The Cannes Film Festival kicks off on Wednesday, beginning 11 of the most exciting days of the cinematic year for arthouse devotees. Even if you can’t go, catching up with the daily reviews from the first screenings of major auteurs’ latest films is the cinephile equivalent of watching the ESPNEWS ticker for the latest scores (which is just as fun and ultimately pointless as it sounds). And with that anticipation comes the customary slew of essays about how Cannes has lost the plot, only appeals to a tiny group of people and doesn’t impact film culture, etc.
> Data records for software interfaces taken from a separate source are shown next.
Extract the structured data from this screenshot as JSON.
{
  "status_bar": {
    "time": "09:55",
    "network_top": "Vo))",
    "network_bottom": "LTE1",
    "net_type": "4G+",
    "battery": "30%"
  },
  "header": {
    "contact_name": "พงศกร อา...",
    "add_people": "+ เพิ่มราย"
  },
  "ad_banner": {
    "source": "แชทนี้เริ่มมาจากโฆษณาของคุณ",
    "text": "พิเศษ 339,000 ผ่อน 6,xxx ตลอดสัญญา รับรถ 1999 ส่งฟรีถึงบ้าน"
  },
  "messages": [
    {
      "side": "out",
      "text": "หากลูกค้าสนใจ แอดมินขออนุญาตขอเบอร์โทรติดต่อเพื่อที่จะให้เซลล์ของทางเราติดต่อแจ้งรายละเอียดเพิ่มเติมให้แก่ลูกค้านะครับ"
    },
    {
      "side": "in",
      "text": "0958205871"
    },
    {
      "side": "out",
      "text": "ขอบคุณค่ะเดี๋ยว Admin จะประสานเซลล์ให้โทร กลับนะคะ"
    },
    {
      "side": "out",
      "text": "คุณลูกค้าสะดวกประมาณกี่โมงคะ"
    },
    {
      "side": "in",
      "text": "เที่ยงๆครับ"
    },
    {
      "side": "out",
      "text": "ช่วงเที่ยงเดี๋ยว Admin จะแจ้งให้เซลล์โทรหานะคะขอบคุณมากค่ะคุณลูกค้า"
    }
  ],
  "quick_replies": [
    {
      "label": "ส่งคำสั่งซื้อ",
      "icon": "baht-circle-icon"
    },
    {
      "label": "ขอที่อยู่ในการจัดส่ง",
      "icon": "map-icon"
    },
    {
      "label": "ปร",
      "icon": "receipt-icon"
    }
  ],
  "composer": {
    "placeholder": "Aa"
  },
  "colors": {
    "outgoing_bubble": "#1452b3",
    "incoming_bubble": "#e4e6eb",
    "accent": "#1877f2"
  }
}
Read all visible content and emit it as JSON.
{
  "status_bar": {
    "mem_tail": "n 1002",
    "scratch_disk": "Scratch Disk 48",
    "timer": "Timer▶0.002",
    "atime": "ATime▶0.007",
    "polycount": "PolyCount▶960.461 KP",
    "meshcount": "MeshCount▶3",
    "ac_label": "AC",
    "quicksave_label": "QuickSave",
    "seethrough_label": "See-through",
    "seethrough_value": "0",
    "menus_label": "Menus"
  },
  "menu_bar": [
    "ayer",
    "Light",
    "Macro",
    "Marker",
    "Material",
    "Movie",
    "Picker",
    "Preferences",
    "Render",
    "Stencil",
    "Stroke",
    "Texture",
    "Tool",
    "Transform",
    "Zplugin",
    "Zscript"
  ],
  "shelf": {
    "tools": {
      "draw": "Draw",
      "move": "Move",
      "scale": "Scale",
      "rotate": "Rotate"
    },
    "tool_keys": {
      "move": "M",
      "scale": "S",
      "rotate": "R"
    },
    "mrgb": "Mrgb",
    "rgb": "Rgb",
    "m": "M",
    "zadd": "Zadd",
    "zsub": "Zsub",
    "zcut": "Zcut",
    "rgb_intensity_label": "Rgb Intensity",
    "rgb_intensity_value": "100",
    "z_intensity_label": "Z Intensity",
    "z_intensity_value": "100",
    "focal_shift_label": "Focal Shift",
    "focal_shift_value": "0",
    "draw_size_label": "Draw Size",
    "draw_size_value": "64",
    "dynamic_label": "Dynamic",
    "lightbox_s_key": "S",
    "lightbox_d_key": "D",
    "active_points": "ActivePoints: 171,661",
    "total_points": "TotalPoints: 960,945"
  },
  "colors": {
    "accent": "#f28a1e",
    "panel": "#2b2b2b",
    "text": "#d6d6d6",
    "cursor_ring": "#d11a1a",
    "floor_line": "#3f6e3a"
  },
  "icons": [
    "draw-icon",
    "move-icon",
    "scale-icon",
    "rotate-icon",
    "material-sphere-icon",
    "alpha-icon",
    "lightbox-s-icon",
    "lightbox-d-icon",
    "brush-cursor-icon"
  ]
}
I’m not interested in constructing a passionate defense of the often marginal movies I love, or probing the fascinating fact that Cannes is the only place in the world where Manoel de Oliveira can receive almost as much coverage as topless starlets on the beach. But I would like to point out that the idea that the festival has been concentrating on less and less relevant films over the years is nonsense. If anything, their track record has improved. Does that mean Cannes went from darkness to light? Of course not, but within the limits of what Cannes was pretty much born to do — show the best films in the world first, which these days means ignoring a lot of mainstream product outright — it’s more on point than ever.
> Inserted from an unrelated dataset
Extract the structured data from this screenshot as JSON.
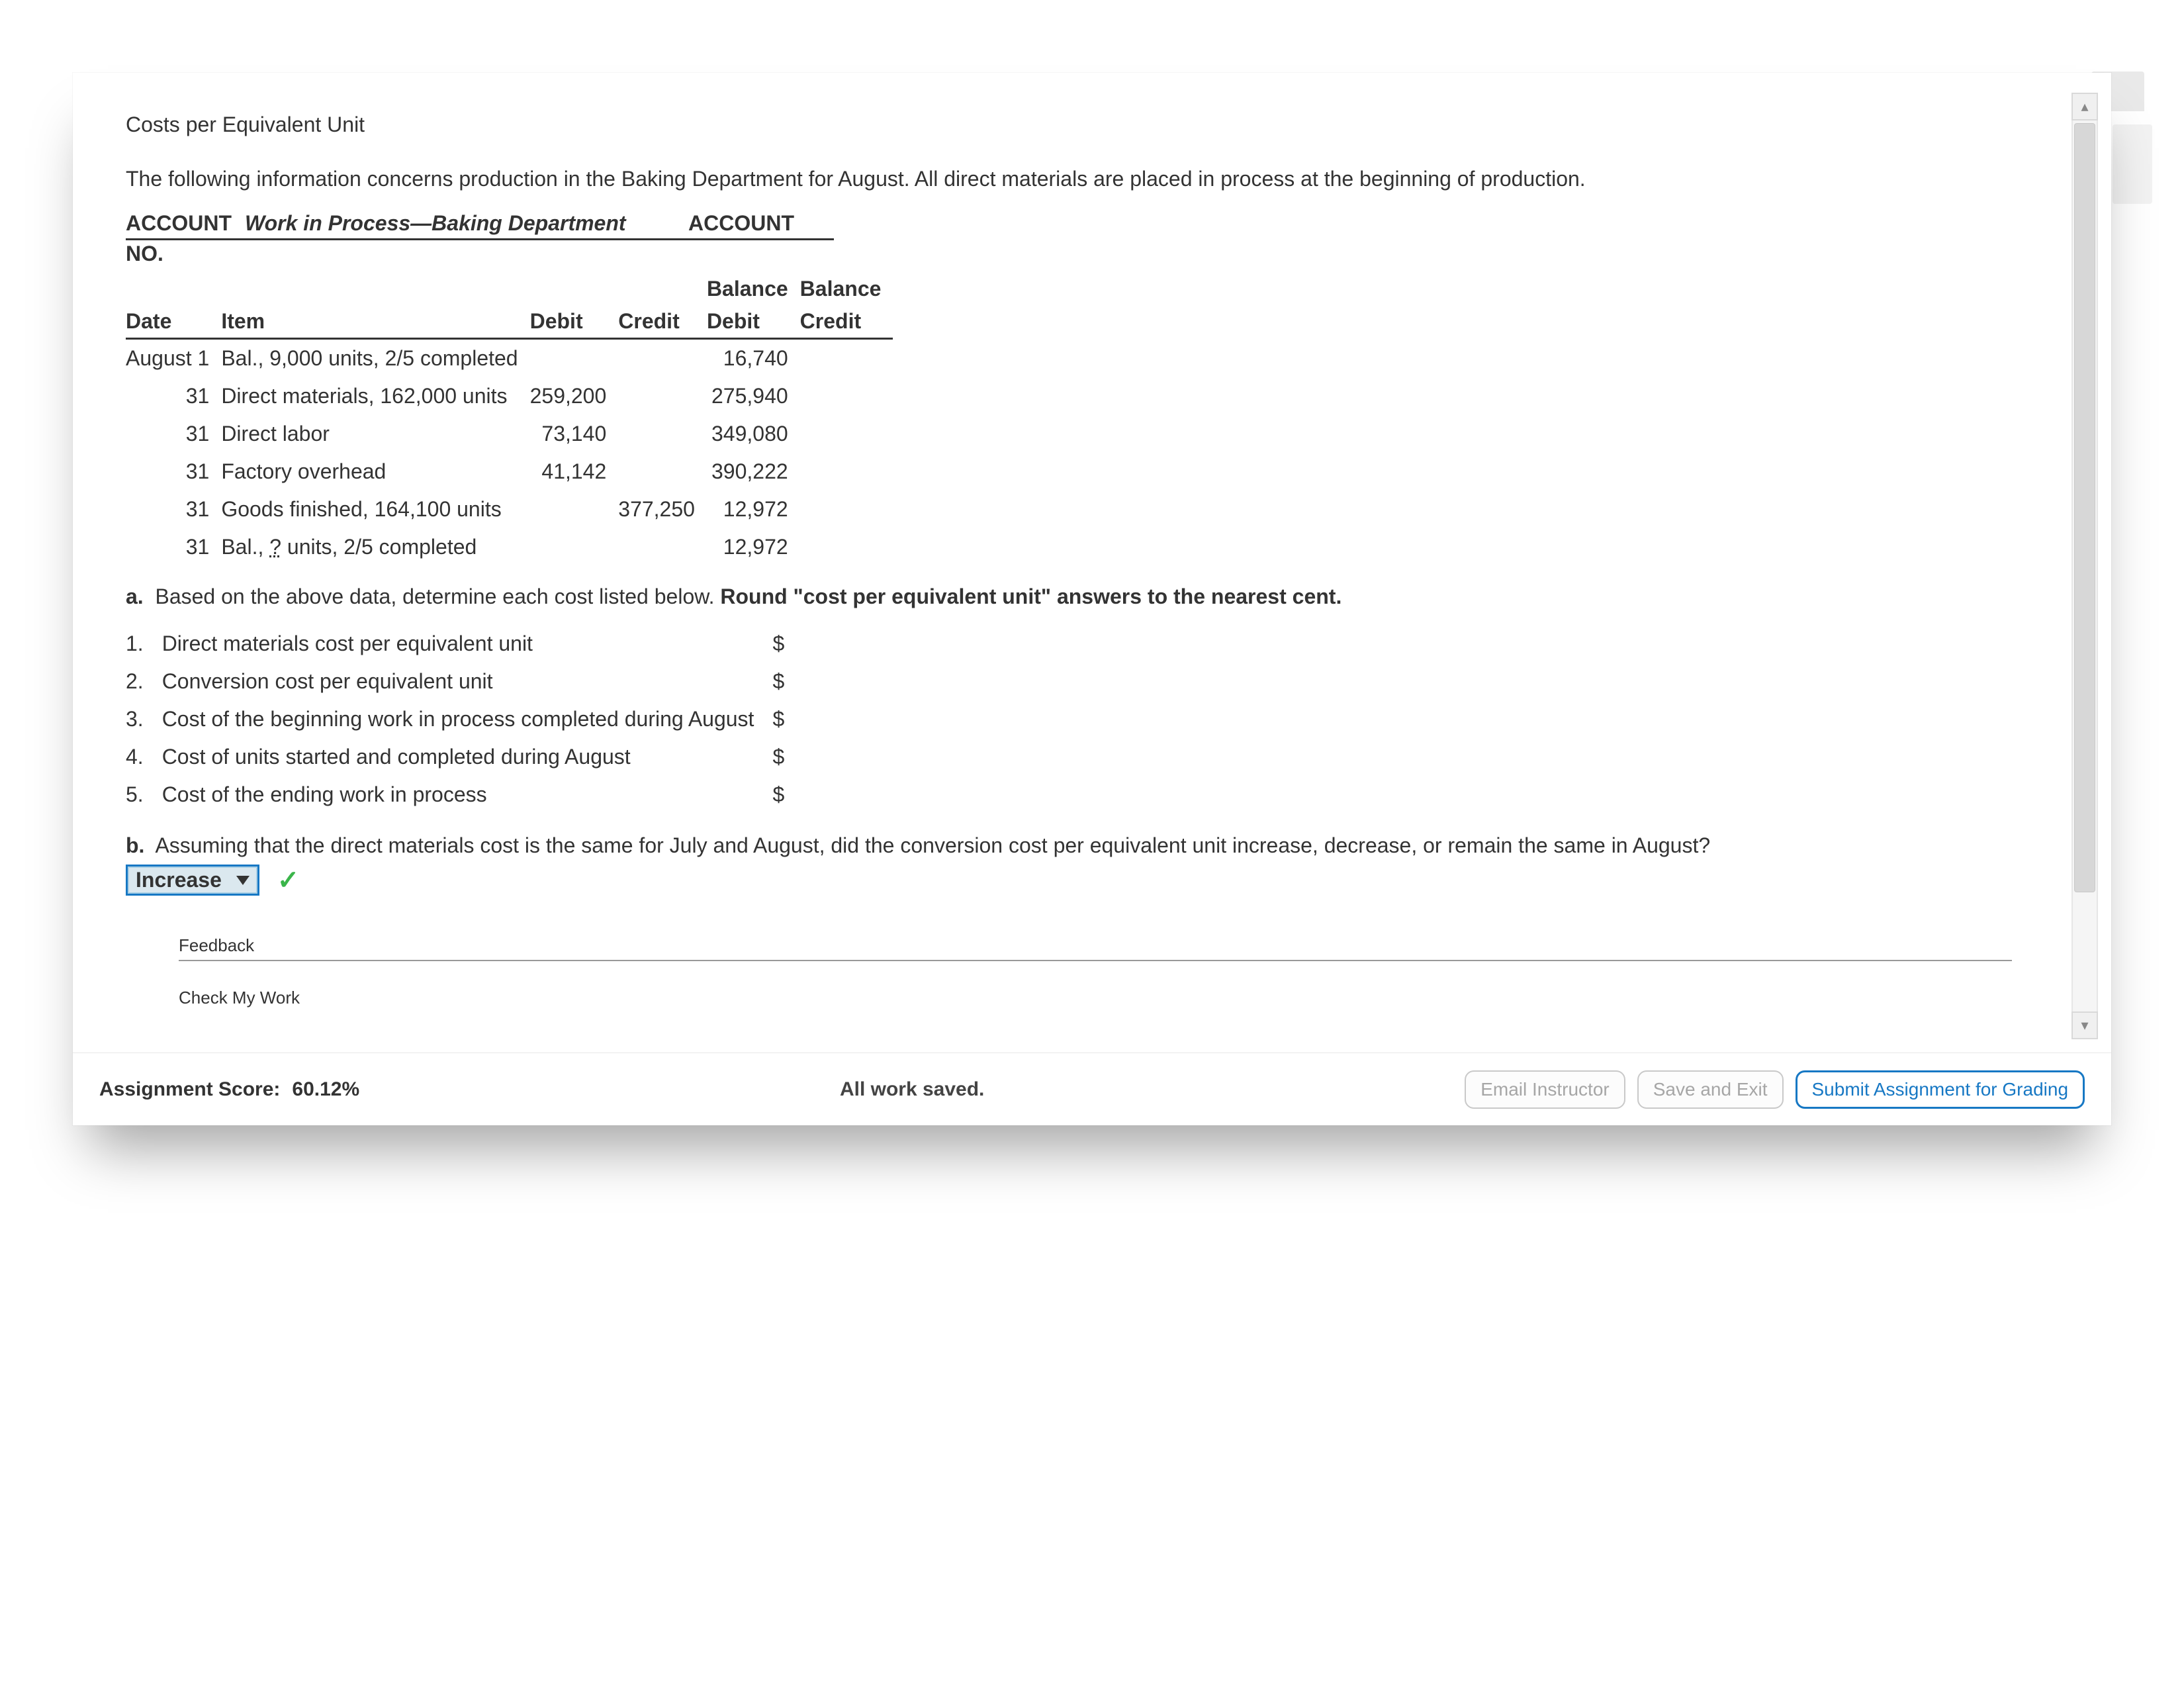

If you don’t believe me, look at this handy list of every year’s competition films. There is obviously a lot of information that could be extrapolated from this, and I’m not even going to attempt a synoptic overview. A few things, though, can be readily noticed. Example: the ’50s contained a lot more starchy Hollywood movies (“The Man In The Gray Flannel Suit,” Delbert Mann’s “Bachelor Party”) that, after the various New Waves, were largely relegated to non-competition parts of the festival. The slates from the last 50 years contain most of the biggest names in international film, but the further back you go, the more you see titles and names that have long been forgotten. No matter how dedicated a film viewer you are, for example, you may have trouble remembering 1995’s “Between the Devil and the Deep Blue Sea” or Mircea Daneliuc’s “Senatorul Melcilor.” Or take the slate for, say, a revolutionary year like 1968, where half of the titles are utterly unknown quantities from foreign names, plus a movie by future Cannon Films mastermind Menahem Golan.
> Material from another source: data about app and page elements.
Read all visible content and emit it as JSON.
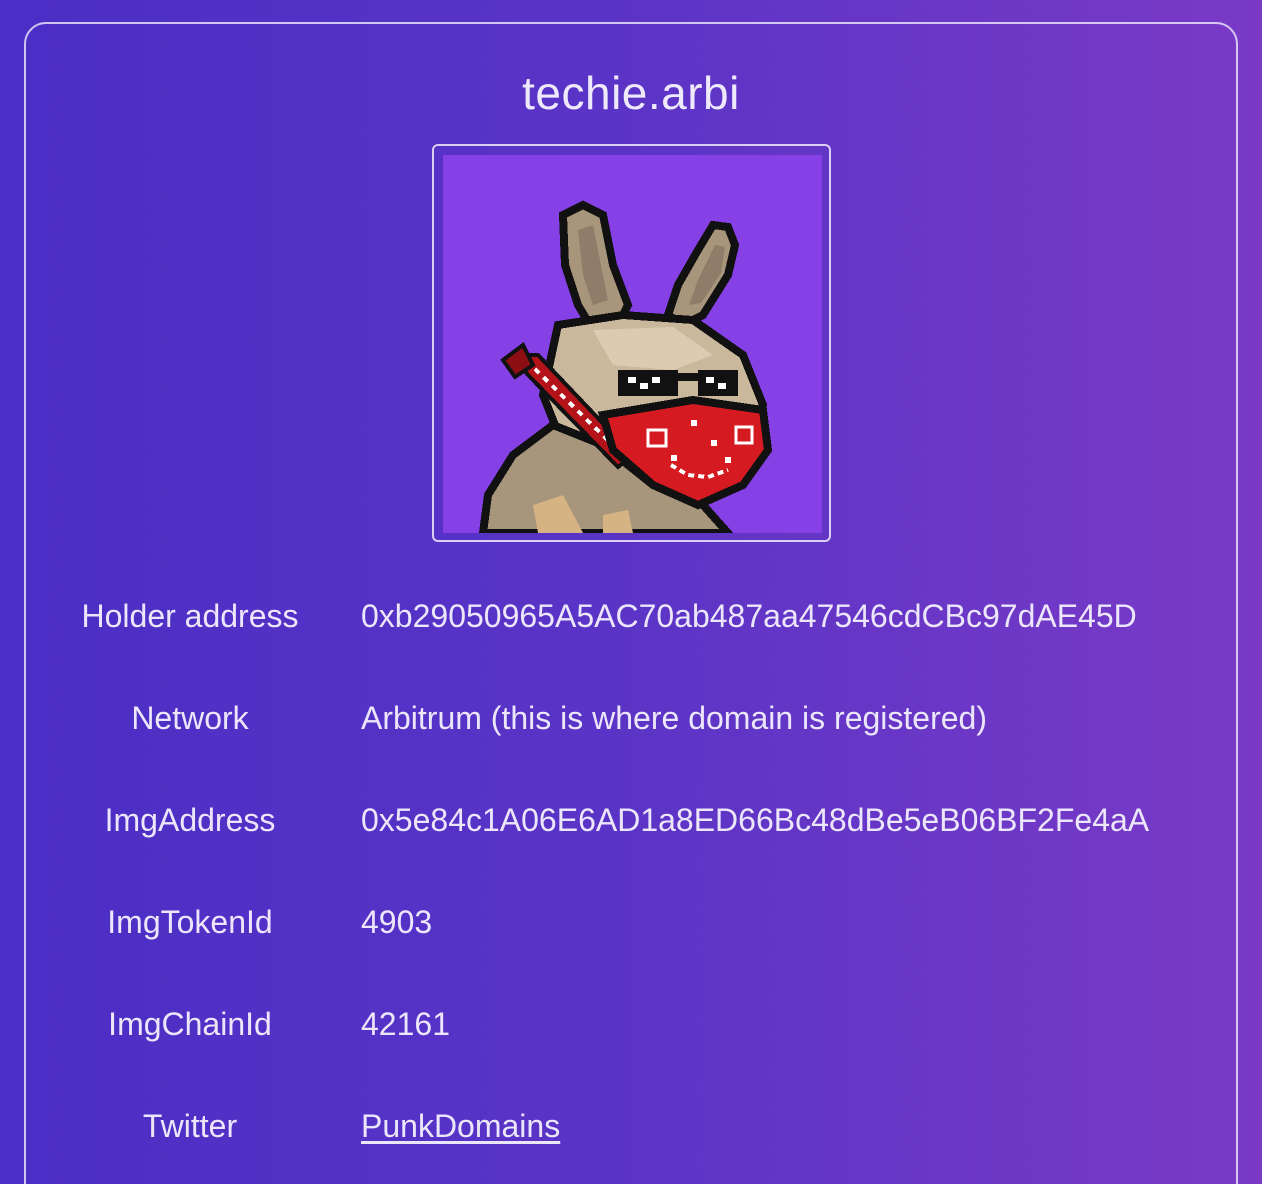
{
  "domain": {
    "name": "techie.arbi"
  },
  "image": {
    "alt": "pixel rabbit with sunglasses and red bandana",
    "background_color": "#8540e6",
    "bandana_color": "#d61a22"
  },
  "details": [
    {
      "label": "Holder address",
      "value": "0xb29050965A5AC70ab487aa47546cdCBc97dAE45D"
    },
    {
      "label": "Network",
      "value": "Arbitrum (this is where domain is registered)"
    },
    {
      "label": "ImgAddress",
      "value": "0x5e84c1A06E6AD1a8ED66Bc48dBe5eB06BF2Fe4aA"
    },
    {
      "label": "ImgTokenId",
      "value": "4903"
    },
    {
      "label": "ImgChainId",
      "value": "42161"
    },
    {
      "label": "Twitter",
      "value": "PunkDomains"
    }
  ],
  "colors": {
    "background_start": "#4a2ec5",
    "background_end": "#7a3ac6",
    "text": "#ece6fb"
  }
}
Certainly some of these names are ripe for rediscovery; for example, speaking of 1968, I’ve been told that Valerio Zurlini has been unjustly forgotten by history and will return to haunt us yet. And yes, surely some of these 2010 titles are just competition bloat, the kind that enters every festival in the world every single year. But Cannes’ roster over the last decade has boasted a solid mix of established masters and hot new voices. The films may not cross over with mainstream audiences, but they definitely excite festival movie fans. And having that many established names makes you more curious and confident in the up-and-comers. If it’s safe to predict anything (it usually isn’t), it’s safe to say these slates will hold up better in 20 years than those of the festival’s alleged apex.
[Photos: “Femme Fatale,” Warner Bros., 2002; “The Man In The Grey Flannel Suit,” 20th Century Fox, 1956.]